The largest of all the Cascade lakes, beautiful Wickiup Reservoir is located southwest of Bend, surrounded by the towering pines of the Deschutes National Forest.

  • Oregon’s second largest reservoir, and the largest Cascade lake, covering over 10,300 acres.
  • Beautiful scenery and trophy-size brown trout attract anglers.
  • Set up camp at one of six different campgrounds near the lake and enjoy the fresh mountain air.
  • Only 40 miles southwest of Bend.


Located deep in the Deschutes National Forest southwest of Bend is Wickiup Reservoir. With a water surface of 10,334 acres, it is Oregon’s second largest reservoir and the largest Cascade lake. Surrounded by beautiful Ponderosa and lodgepole pines, the reservoir is also one of the best places in Central Oregon to view wildlife. Outdoor enthusiasts enjoy a variety of activities at Wickiup Reservoir, including camping, fishing, waterskiing, and hiking.

Location & Information

Wickiup Reservoir, Oregon, is located about 40 miles southwest of Bend in the beautiful Cascade Range, via Hwy 97 and forest service roads.

Contact information

Deschutes National Forest, 1001 SW Emkay Drive, Bend, OR 97702 Phone: 541-383-5300.  Visit the website here.


Fishing – Wickiup Reservoir has been named the best lake in Oregon for brown trout fishing. Some of the trout caught there have weighed over 20 pounds, and the average is 5 to 8 pounds. The lake also has salmon, rainbow trout, and mountain whitefish. The best fishing is via boat, although early in the season you can catch a lot from the shore.

Camping – There are 6 campgrounds near Wickiup Reservoir, providing scenic spots to set up tent and enjoy the crisp mountain air.

Fun Facts
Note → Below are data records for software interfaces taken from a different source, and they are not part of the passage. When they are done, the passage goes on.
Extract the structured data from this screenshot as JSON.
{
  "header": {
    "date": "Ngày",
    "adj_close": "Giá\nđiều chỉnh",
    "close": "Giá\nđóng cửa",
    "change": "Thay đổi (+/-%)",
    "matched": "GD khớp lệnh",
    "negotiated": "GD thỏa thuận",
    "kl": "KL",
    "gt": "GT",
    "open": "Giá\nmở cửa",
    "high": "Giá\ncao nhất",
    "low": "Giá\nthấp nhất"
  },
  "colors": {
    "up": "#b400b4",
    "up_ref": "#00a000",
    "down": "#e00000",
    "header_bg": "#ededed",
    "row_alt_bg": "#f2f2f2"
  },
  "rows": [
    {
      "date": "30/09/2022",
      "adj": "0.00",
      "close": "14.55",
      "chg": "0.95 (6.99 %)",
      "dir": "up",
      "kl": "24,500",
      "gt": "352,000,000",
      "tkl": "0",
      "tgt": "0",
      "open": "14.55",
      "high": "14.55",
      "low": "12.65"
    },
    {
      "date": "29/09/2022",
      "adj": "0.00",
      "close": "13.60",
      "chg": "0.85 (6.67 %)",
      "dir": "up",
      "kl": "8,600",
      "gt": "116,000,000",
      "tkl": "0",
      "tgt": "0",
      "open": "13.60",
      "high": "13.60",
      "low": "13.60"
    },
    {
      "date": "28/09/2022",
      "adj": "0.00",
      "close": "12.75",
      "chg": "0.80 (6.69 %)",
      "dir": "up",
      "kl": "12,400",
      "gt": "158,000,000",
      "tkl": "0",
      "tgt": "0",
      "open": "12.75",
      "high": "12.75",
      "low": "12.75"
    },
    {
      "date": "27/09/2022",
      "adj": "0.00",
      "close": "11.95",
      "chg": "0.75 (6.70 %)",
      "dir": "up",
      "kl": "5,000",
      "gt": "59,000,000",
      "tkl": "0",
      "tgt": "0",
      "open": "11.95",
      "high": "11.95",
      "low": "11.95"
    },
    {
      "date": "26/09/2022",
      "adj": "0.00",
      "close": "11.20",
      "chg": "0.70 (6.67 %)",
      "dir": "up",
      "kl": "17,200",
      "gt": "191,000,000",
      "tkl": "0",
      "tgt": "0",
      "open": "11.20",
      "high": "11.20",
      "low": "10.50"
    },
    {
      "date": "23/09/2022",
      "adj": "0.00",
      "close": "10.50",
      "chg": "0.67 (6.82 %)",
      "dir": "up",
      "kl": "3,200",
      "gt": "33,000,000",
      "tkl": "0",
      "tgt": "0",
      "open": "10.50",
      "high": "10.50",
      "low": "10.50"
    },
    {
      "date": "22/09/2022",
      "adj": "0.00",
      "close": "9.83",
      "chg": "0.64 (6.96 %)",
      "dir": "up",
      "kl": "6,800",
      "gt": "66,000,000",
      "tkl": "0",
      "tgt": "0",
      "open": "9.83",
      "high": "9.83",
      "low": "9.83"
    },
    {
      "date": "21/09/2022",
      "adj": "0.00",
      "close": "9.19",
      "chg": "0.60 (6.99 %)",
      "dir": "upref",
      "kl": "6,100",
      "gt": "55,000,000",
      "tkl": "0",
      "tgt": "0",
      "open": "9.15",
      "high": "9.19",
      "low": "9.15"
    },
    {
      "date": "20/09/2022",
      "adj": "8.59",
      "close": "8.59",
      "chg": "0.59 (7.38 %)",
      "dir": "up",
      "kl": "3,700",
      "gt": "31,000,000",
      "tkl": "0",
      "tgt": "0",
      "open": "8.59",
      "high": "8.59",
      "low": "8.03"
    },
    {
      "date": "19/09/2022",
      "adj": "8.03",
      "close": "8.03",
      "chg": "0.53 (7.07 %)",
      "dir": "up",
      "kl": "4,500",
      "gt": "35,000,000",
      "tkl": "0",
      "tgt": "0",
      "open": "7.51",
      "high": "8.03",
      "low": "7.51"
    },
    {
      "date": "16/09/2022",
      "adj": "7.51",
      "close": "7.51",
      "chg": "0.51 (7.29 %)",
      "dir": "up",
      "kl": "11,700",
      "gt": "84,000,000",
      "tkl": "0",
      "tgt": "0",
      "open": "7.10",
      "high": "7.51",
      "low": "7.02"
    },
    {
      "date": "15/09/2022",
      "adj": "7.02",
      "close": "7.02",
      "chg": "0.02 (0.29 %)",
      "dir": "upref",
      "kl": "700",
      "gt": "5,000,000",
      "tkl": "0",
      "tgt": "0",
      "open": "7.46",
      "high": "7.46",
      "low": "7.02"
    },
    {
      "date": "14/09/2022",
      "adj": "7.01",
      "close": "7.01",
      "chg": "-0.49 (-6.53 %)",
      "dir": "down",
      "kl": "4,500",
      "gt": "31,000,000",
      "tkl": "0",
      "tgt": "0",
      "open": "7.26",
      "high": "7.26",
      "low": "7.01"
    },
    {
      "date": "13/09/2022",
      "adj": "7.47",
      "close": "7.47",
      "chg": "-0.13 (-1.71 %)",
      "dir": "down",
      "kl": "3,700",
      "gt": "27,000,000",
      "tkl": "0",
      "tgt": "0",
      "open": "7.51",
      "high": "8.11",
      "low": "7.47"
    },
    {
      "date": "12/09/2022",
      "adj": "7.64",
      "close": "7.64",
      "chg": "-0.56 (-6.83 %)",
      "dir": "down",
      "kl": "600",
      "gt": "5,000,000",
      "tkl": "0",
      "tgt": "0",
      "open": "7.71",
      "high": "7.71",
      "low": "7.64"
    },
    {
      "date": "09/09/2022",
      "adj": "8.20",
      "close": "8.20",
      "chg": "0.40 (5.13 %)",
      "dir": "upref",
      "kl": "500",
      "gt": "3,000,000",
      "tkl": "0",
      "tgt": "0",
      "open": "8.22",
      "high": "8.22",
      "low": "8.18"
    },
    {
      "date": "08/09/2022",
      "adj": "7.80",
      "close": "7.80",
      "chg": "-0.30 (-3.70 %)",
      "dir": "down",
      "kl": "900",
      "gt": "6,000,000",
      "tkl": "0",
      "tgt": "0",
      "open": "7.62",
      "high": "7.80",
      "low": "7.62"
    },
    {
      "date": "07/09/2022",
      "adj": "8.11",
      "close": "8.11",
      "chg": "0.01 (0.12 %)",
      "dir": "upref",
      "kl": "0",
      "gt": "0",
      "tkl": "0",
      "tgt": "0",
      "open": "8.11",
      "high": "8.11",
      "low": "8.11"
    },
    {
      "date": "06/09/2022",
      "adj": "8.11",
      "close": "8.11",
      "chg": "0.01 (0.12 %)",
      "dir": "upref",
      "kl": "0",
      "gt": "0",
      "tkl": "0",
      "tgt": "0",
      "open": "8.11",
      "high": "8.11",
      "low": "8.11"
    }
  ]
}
  • The construction of Wickiup Dam began in 1939, and was completed in 1949.
  • The reservoir’s water surface elevation is 4,336 feet.
  • The water levels of Wickiup Reservoir can vary a lot, causing the shoreline to change significantly as well.
  • The reservoir is named after the “wickiup” poles the Indians once used to make a shelter when they hunted and fished in the area.